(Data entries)
────────

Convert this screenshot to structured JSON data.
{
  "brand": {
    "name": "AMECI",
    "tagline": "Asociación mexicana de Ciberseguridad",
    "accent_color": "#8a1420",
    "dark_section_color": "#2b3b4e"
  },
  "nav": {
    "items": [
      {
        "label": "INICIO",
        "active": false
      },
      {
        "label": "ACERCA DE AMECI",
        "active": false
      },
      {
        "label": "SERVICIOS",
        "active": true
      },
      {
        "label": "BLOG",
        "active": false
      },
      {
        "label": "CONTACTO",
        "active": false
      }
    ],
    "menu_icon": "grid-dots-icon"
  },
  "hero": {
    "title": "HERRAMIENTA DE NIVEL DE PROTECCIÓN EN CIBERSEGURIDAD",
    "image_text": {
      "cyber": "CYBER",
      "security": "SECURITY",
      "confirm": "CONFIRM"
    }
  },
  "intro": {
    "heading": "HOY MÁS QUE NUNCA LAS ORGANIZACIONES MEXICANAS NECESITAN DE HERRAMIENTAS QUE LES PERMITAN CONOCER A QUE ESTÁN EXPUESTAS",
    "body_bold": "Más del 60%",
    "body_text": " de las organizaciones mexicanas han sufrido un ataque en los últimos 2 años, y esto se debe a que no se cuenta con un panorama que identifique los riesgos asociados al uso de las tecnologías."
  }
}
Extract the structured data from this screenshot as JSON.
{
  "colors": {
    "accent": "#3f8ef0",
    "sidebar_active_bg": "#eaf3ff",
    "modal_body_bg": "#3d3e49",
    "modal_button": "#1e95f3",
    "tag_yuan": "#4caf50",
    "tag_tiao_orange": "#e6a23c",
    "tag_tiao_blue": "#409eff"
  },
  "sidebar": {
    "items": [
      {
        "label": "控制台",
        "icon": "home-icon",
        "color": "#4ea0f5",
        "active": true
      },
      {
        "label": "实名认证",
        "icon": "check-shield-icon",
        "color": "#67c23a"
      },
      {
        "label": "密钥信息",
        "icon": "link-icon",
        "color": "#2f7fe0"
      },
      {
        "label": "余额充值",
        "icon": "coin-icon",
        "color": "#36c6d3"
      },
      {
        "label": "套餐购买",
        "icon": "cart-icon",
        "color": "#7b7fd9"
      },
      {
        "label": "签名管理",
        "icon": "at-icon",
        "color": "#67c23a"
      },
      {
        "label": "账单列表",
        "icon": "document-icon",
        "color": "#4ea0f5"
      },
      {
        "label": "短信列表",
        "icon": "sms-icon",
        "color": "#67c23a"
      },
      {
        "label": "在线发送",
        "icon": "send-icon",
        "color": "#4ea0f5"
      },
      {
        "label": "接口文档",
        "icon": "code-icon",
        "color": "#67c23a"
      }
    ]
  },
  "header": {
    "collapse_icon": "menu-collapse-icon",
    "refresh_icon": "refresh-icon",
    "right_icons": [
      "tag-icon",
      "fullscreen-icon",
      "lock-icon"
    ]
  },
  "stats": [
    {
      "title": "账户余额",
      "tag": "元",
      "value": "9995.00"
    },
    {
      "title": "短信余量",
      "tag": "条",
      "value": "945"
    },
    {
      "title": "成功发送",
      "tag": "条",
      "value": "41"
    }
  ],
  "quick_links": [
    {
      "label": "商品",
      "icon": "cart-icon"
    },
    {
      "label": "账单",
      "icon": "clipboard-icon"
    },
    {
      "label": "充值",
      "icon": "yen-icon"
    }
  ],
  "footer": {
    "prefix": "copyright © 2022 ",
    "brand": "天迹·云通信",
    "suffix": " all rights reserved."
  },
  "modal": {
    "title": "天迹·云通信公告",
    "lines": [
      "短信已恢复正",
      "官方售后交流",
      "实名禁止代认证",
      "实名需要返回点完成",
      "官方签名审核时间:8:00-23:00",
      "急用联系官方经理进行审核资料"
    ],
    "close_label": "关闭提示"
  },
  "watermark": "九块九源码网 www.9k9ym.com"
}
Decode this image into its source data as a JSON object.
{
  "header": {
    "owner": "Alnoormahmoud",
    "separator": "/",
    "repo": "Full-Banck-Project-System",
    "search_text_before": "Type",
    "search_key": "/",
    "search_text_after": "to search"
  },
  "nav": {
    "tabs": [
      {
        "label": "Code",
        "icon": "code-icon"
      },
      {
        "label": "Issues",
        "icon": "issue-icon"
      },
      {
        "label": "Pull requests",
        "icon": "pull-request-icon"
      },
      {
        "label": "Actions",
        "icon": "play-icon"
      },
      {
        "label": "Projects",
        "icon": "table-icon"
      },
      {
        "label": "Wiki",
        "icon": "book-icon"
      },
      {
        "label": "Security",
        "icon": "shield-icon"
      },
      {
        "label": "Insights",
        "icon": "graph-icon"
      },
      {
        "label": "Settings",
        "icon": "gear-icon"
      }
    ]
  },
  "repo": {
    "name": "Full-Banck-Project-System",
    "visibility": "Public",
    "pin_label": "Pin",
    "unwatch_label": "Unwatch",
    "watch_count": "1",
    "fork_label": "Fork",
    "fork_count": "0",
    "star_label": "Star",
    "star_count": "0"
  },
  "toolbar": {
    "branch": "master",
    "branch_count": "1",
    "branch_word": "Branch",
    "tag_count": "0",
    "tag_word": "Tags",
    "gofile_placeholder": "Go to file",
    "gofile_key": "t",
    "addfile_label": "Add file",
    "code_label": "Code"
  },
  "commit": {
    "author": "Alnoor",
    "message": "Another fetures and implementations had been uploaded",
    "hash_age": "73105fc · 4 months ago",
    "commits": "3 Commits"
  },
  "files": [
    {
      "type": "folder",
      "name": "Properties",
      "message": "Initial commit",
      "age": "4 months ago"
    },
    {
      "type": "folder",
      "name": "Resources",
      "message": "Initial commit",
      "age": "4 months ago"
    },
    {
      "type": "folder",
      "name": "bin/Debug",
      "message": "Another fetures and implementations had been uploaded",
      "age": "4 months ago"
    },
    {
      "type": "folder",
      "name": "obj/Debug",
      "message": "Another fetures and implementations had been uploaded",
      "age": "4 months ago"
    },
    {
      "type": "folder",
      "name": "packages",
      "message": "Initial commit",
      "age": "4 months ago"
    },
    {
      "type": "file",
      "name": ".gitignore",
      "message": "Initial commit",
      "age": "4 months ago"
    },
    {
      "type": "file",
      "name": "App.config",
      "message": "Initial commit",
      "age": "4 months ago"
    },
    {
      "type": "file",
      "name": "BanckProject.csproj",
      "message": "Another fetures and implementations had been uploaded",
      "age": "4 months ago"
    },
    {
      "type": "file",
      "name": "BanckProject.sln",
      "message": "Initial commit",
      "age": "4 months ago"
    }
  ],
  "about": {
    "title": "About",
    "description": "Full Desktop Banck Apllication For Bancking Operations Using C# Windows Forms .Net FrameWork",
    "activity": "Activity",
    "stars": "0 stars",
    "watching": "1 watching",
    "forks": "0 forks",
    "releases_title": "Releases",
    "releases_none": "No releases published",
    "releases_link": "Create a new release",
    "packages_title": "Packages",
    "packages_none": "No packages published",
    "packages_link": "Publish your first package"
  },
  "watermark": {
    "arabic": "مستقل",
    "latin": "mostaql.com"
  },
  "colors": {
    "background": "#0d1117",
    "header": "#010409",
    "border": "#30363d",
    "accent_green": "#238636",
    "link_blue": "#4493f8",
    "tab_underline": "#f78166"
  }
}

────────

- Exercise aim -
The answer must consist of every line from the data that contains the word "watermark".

- Result of this task -
  "watermark": "九块九源码网 www.9k9ym.com"
  "watermark": {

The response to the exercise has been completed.